This year’s 37th annual ACCC National Oncology Conference looked very different from previous years. Like most industry events and conferences this year, it was transformed into a virtual event, but we’re happy to say that the value of the event was definitely not lost. We were able to join in on many different sessions over the five-day virtual event, and our team saw that connections were still being made and ideas were being shared, even remotely. Thank you to the ACCC team for transitioning this event into a virtual one that we could all still benefit from.
One of the sessions that was particularly relevant to what we do here at TailorMed was “Revenue Cycle Optimization,” led by Christina Fuller, BSW, Oncology Patient Financial Navigator at Mosaic Life Cancer Care. It was a great example of how to engage virtual conference-goers. Fuller began by creating a friendly environment and aligning all participants on the topic, definitions, and functions of the various areas of the revenue cycle: from gathering of demographic information, referrals and authorizations, through documentation, coding, and all the way into the claims and denials portion. This set the stage for a great discussion.
TailorMed’s Director of Financial Navigation, Clara Lambert, shared her insights on the session, and how it brought value to the participants. “The discussion moved quickly to financial navigation, which Christina identified as falling in between the revenue cycle stages of data entry of demographics and insurance information, and obtaining referrals and authorizations. We also discussed the increasingly relevant theme of how to overcome the challenges of assisting patients remotely, especially patients whose financial burdens have increased with the onset of COVID-19. Some mentioned that their teams have continued pursuing authorizations from their home offices through the COVID-19 pandemic, and we discussed various strategies they were using to assist with authorizations.”
The participants also brought up another recurring challenge that financial navigators run into: the overwhelming amount of manual processes required with the work. There is pressure to manually enter as many claims as possible, which increases the risk of human error.
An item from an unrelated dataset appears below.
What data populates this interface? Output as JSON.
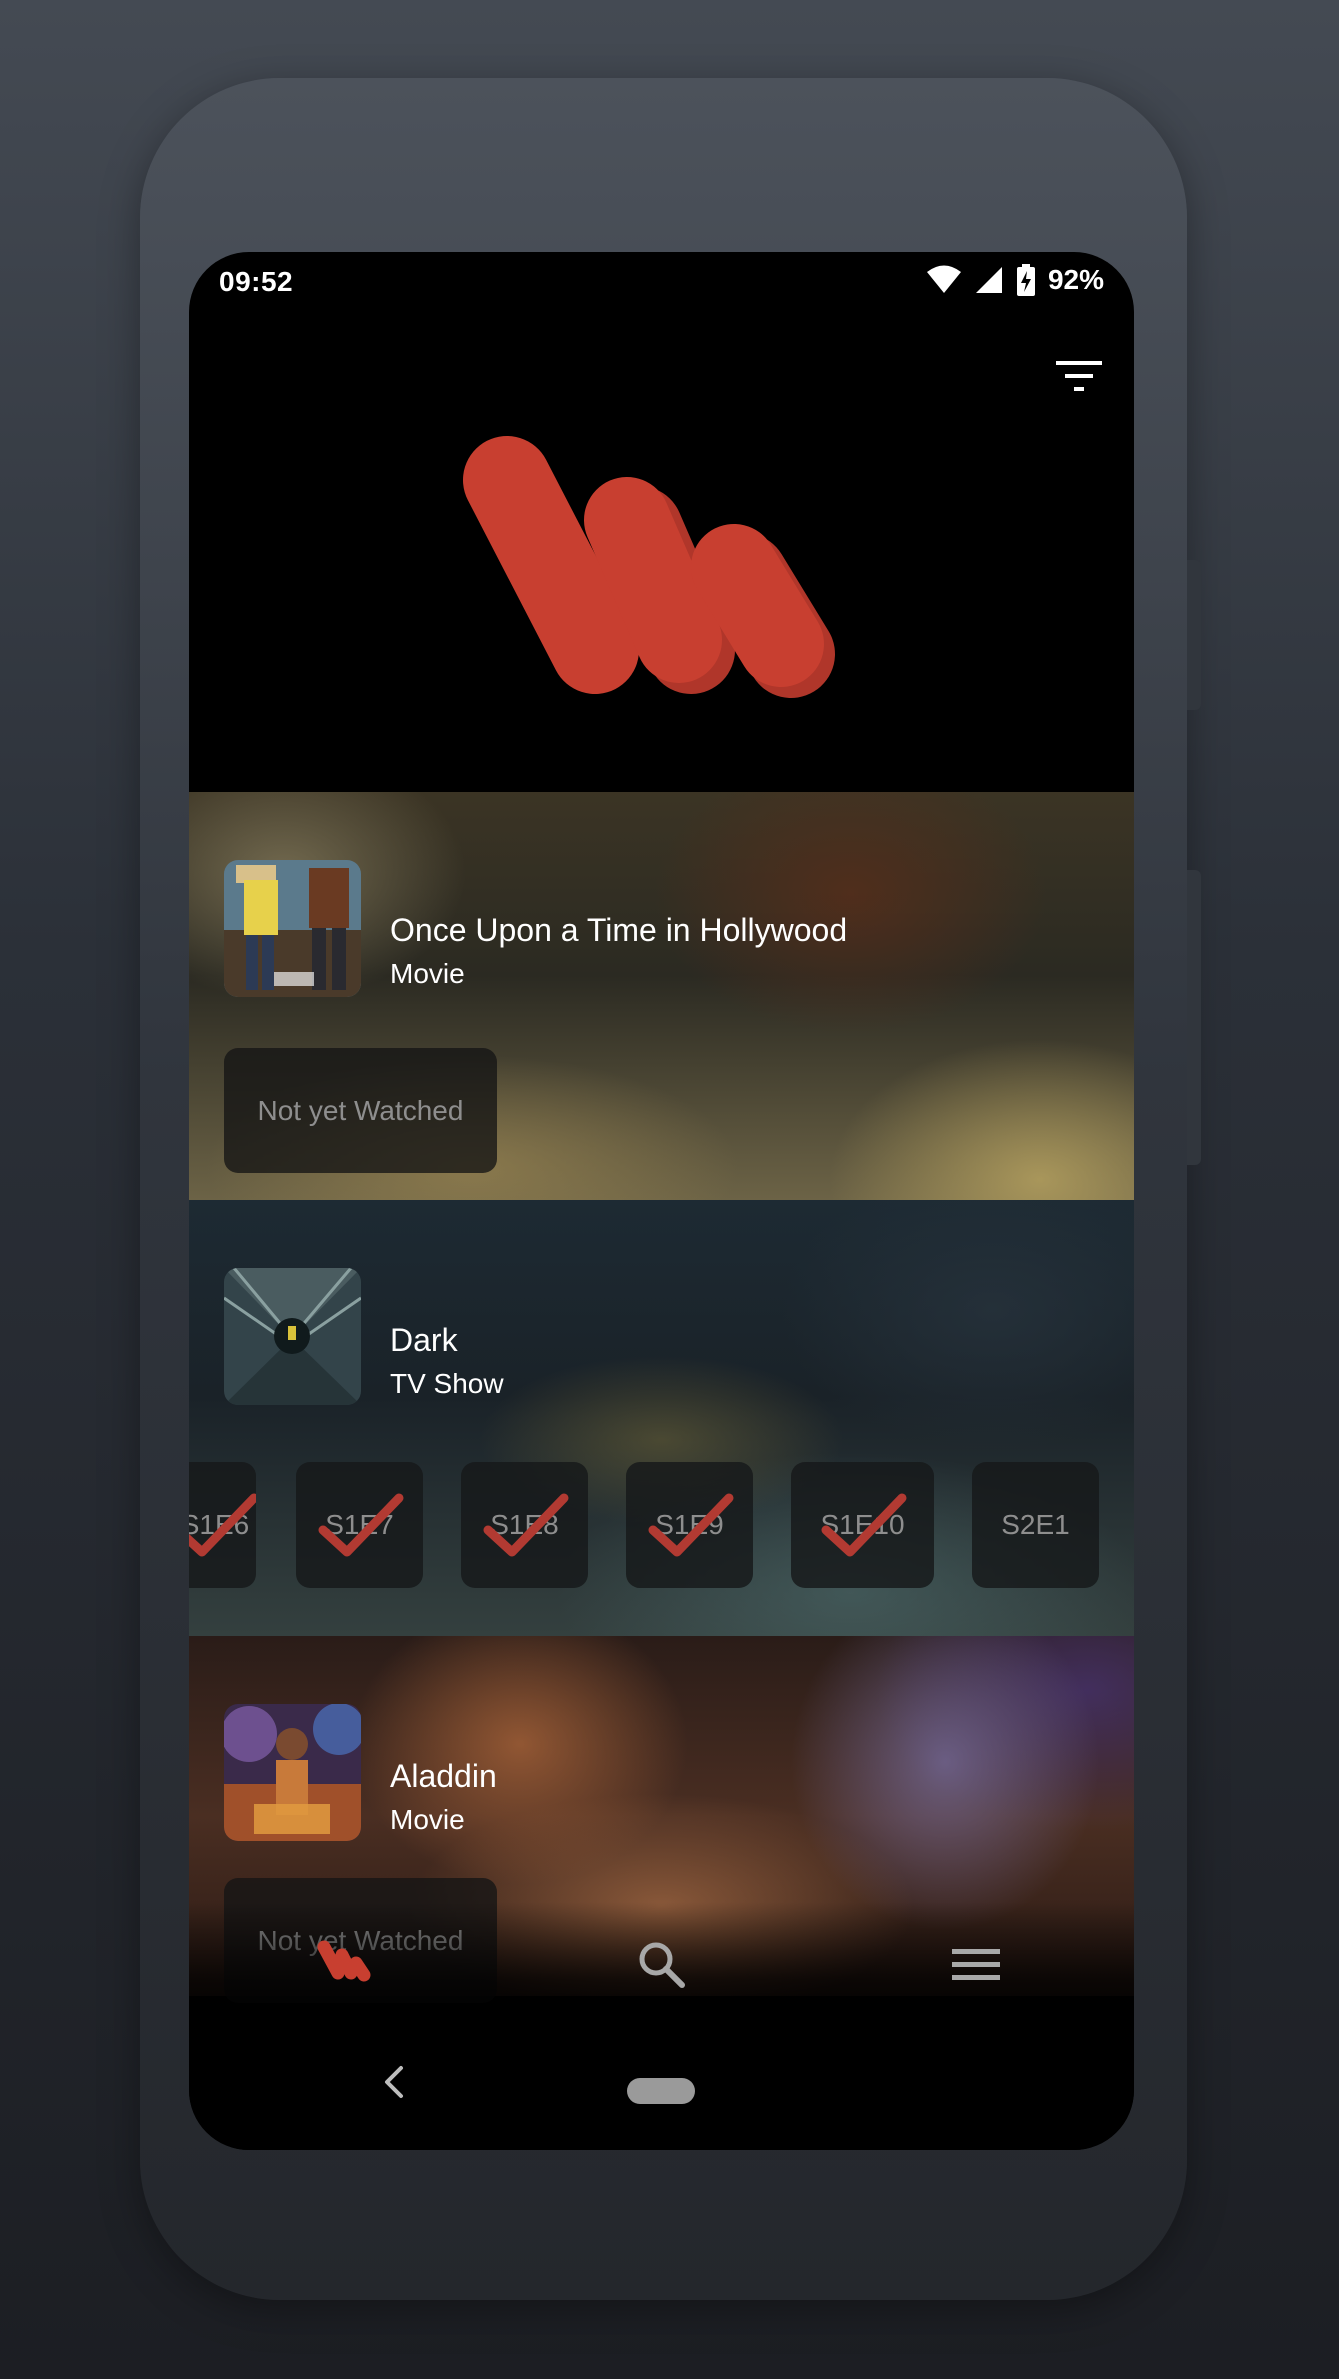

Technology like financial navigation solutions can be utilized to automate manual processes and project out-of-pocket patient costs.